◆ What to work on
Collect all lines containing the word "fraction" from the data.

◆ Material for this exercise
#####

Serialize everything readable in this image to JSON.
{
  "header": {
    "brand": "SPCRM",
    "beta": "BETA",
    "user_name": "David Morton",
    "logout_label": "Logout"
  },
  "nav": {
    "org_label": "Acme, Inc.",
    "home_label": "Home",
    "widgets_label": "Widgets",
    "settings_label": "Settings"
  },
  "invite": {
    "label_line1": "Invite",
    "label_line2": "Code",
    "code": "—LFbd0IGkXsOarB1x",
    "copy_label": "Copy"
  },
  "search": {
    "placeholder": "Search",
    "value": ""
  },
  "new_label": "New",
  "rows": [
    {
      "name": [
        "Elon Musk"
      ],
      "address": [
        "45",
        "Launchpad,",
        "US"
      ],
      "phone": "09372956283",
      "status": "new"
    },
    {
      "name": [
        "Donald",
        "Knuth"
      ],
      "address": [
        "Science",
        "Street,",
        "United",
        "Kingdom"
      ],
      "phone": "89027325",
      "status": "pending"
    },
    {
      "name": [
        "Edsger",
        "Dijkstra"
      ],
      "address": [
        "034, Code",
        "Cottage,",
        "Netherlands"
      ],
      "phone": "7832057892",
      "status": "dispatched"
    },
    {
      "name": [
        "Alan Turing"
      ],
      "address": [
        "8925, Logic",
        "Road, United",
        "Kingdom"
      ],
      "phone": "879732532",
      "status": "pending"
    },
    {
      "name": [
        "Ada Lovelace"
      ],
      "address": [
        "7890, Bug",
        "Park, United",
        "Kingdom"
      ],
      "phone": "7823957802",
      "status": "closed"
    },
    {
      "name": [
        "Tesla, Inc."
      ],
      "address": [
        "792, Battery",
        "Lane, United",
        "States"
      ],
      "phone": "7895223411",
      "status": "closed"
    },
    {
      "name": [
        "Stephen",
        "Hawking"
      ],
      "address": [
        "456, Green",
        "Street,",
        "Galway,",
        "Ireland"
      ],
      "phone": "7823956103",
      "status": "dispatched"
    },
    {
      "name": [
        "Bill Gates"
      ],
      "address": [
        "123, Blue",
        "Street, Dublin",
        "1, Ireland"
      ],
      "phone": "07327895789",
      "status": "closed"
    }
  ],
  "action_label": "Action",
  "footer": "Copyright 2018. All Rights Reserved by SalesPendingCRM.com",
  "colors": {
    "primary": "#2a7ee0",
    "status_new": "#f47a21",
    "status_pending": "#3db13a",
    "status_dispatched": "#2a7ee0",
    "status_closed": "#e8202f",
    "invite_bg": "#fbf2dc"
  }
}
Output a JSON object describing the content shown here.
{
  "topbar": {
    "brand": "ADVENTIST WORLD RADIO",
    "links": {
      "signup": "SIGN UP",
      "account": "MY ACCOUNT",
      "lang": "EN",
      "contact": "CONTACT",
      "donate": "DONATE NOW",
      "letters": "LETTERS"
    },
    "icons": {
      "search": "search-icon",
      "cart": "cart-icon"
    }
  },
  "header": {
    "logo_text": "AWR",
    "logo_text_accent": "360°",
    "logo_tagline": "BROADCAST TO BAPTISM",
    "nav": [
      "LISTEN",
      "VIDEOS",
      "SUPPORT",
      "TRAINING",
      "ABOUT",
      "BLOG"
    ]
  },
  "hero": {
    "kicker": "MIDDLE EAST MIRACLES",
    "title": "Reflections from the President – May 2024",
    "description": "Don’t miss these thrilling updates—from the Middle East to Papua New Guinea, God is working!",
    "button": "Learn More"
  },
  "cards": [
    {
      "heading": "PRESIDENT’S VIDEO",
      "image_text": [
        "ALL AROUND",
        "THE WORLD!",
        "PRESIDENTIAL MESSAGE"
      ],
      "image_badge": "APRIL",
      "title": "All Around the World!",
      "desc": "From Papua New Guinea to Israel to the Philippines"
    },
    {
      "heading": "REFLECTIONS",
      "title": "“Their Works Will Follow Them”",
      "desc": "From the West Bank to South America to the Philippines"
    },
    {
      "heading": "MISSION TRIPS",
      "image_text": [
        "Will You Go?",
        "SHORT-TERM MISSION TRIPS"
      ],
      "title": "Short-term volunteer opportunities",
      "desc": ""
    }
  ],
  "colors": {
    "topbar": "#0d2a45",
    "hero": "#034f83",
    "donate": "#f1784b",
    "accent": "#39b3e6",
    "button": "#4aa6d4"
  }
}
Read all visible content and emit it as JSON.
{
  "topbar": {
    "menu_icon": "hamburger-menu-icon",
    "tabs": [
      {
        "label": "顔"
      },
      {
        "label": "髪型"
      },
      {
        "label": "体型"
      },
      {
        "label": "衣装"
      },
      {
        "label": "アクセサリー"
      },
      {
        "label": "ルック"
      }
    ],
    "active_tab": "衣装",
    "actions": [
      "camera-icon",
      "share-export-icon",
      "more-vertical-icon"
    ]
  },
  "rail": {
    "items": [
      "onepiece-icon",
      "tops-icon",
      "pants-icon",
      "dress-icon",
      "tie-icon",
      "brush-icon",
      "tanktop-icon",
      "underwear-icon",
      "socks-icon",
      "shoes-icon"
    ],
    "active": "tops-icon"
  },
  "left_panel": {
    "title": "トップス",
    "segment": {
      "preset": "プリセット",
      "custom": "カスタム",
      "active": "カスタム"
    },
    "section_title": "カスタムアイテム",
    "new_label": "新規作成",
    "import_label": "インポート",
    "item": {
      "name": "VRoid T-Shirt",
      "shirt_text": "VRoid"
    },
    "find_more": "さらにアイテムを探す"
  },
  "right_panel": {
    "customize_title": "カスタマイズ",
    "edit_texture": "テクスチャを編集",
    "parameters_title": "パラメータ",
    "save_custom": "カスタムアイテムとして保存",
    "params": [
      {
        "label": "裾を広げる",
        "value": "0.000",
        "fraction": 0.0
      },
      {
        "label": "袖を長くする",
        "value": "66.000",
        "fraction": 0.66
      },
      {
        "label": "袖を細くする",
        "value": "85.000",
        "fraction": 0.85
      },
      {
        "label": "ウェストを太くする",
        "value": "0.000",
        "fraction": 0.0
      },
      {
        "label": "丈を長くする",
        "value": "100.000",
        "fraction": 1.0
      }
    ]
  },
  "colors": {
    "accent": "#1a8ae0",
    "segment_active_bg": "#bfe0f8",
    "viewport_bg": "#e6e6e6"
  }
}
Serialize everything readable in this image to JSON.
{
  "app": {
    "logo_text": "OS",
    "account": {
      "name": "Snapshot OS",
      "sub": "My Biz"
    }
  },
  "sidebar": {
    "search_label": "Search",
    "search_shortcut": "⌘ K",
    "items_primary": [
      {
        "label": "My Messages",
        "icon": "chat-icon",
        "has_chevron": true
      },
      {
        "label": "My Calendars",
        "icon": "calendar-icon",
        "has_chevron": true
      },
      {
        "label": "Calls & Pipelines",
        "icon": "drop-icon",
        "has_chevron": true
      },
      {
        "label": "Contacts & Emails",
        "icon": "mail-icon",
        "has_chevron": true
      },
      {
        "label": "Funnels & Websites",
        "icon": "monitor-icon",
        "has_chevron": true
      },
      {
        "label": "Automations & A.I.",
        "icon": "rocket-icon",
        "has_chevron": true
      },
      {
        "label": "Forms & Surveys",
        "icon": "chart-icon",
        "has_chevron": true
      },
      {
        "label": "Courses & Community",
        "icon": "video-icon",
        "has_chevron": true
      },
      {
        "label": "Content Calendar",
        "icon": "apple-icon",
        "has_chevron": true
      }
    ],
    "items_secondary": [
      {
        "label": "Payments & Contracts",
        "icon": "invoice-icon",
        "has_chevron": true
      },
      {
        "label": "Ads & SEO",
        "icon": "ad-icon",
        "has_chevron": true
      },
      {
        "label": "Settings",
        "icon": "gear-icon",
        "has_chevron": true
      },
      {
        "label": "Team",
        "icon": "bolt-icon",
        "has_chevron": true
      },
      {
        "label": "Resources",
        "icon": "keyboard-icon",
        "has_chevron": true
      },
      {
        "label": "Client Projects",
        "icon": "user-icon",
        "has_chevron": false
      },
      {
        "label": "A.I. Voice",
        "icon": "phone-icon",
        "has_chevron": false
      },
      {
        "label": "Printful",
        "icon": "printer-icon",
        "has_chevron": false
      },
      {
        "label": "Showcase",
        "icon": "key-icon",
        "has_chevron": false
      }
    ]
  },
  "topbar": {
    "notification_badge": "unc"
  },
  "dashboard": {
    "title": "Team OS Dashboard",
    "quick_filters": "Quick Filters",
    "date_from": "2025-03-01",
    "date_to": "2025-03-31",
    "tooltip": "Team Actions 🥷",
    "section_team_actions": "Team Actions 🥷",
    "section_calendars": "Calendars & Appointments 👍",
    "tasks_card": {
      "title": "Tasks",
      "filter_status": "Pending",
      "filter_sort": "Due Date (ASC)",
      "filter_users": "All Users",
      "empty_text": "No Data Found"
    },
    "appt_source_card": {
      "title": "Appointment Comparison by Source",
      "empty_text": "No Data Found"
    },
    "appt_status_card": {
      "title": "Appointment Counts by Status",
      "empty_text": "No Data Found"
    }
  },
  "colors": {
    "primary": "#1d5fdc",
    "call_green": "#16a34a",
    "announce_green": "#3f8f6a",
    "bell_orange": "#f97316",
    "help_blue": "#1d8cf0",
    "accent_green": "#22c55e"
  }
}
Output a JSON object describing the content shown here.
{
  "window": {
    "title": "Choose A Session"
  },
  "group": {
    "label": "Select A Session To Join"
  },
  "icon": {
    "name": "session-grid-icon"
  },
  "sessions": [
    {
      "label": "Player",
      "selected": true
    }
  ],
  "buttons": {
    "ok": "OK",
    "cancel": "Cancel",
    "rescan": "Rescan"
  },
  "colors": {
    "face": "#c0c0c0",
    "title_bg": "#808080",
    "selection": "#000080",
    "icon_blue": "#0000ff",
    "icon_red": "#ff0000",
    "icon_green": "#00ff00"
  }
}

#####

◆ Answer section
        "fraction": 0.0
        "fraction": 0.66
        "fraction": 0.85
        "fraction": 0.0
        "fraction": 1.0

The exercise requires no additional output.